Robbie Myers Steps Down as Elle Editor-in-Chief After 17 Years
The longtime editor sent a note to her staff on Monday.
Robbie Myers, the longtime editor-in-chief of Elle magazine, is stepping down after 17 years with the Hearst-owned glossy.
Myers sent a long internal memo to her staff on Monday, reports The Cut. A rep for Elle did not immediately respond to The Hollywood Reporter's request for comment.
"As much as I love going to Paris for the collections (I’ve been 50-plus times — and that’s just for work), I want to spend the next seasons as available to my children as I can be, and so I take my leave of ELLE now: a magazine, a website, a brand, and above all an idea of how a modern woman might move through the world with all of the passion and authority she deserves; an idea all of you have helped build into a powerhouse over these last 17 years," she wrote, sharing that her first child, Frankie, is now 17 years old and will be heading to college next year. She also has a 15-year-old named Michael.
Continued Myers: "When I started in this role, it was with the best mission an editor can give herself: to open women’s appetites. And I surrounded myself with the smartest, most creative people, you, to both magnify what ELLE stood for — strong, confident women who play a leading role in creating a culture that honors all of us — and expand the idea of what American beauty really looks like. We took fashion beyond the ateliers to the street (before street style was even a term) and made it personal, by spotlighting the chicest, coolest women on the planet, interpreted by such creative leaders as Samira Nasr, Ruba Abu-Nimah, David Bellemere, Terry Tsiolis, David Vanderwaal, Liz Collins, Alex Gonzalez, Joe Zee, and ELLE U.S. founder Gilles Bensimon, with whom I worked with for the first seven years of my tenure."
The 52-year-old editor noted that she will still be around on occasion, sharing that she will "be consulting with David Carey [president of Hearst magazines], bringing new ideas about where fashion, retail and, most importantly, women are heading in this transformational moment in history, and I’ll be speaking on behalf of those women, and Hearst, in the fall."
Myers' heartfelt letter can be read in full here.
Myers started her career as an assistant at Rolling Stone magazine before working under artist Andy Warhol at Interview magazine. She then had stints at Seventeen and InStyle before joining Elle as its articles editor in 1995. Myers departed Elle for Mirabella, a women's magazine created by former Vogue editor Grace Mirabella, before rejoining Elle as editor-in-chief in 2000.

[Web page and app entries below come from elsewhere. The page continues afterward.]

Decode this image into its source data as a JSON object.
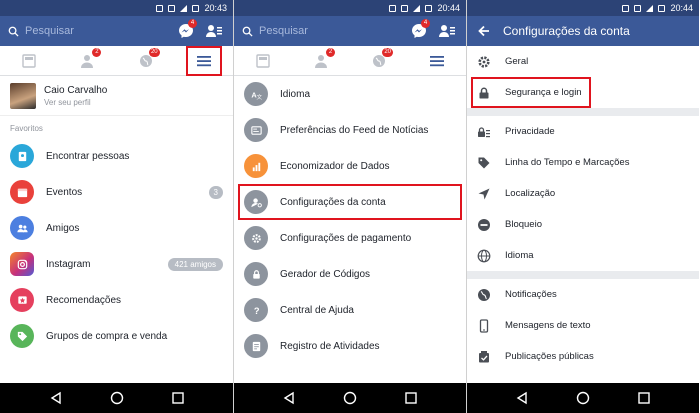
{
  "status": {
    "time_1": "20:43",
    "time_2": "20:44",
    "time_3": "20:44"
  },
  "topbar": {
    "search_placeholder": "Pesquisar",
    "messenger_badge": "4"
  },
  "tabs": {
    "friends_badge": "2",
    "notifications_badge": "20"
  },
  "panel1": {
    "profile_name": "Caio Carvalho",
    "profile_sub": "Ver seu perfil",
    "section_label": "Favoritos",
    "items": [
      {
        "label": "Encontrar pessoas",
        "icon": "find-people-icon",
        "color": "#2aa7d9"
      },
      {
        "label": "Eventos",
        "icon": "calendar-icon",
        "color": "#e9413b",
        "badge": "3"
      },
      {
        "label": "Amigos",
        "icon": "friends-icon",
        "color": "#4c7fe0"
      },
      {
        "label": "Instagram",
        "icon": "instagram-icon",
        "color": "#c7307a",
        "badge": "421 amigos"
      },
      {
        "label": "Recomendações",
        "icon": "star-icon",
        "color": "#e5405e"
      },
      {
        "label": "Grupos de compra e venda",
        "icon": "tag-icon",
        "color": "#58b55a"
      }
    ]
  },
  "panel2": {
    "items": [
      {
        "label": "Idioma",
        "icon": "language-icon"
      },
      {
        "label": "Preferências do Feed de Notícias",
        "icon": "feed-icon"
      },
      {
        "label": "Economizador de Dados",
        "icon": "data-saver-icon"
      },
      {
        "label": "Configurações da conta",
        "icon": "account-settings-icon"
      },
      {
        "label": "Configurações de pagamento",
        "icon": "gear-icon"
      },
      {
        "label": "Gerador de Códigos",
        "icon": "lock-icon"
      },
      {
        "label": "Central de Ajuda",
        "icon": "help-icon"
      },
      {
        "label": "Registro de Atividades",
        "icon": "activity-log-icon"
      }
    ]
  },
  "panel3": {
    "title": "Configurações da conta",
    "group1": [
      {
        "label": "Geral",
        "icon": "gear-icon"
      },
      {
        "label": "Segurança e login",
        "icon": "lock-icon"
      }
    ],
    "group2": [
      {
        "label": "Privacidade",
        "icon": "privacy-lock-icon"
      },
      {
        "label": "Linha do Tempo e Marcações",
        "icon": "tag-icon"
      },
      {
        "label": "Localização",
        "icon": "location-arrow-icon"
      },
      {
        "label": "Bloqueio",
        "icon": "block-icon"
      },
      {
        "label": "Idioma",
        "icon": "globe-icon"
      }
    ],
    "group3": [
      {
        "label": "Notificações",
        "icon": "globe-notification-icon"
      },
      {
        "label": "Mensagens de texto",
        "icon": "phone-icon"
      },
      {
        "label": "Publicações públicas",
        "icon": "public-posts-icon"
      }
    ]
  },
  "colors": {
    "brand": "#3b5998",
    "status_bar": "#2c4376",
    "highlight": "#e0141e",
    "gray_icon": "#606770"
  }
}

In 2015, Myers was honored at the Matrix Awards, which celebrates exceptional women in the fields of advertising, books, broadcasting, film, magazines, new media, newspapers and public relations.
The news comes on the heels of Graydon Carter announcing his exit as editor from Vanity Fair after 25 years.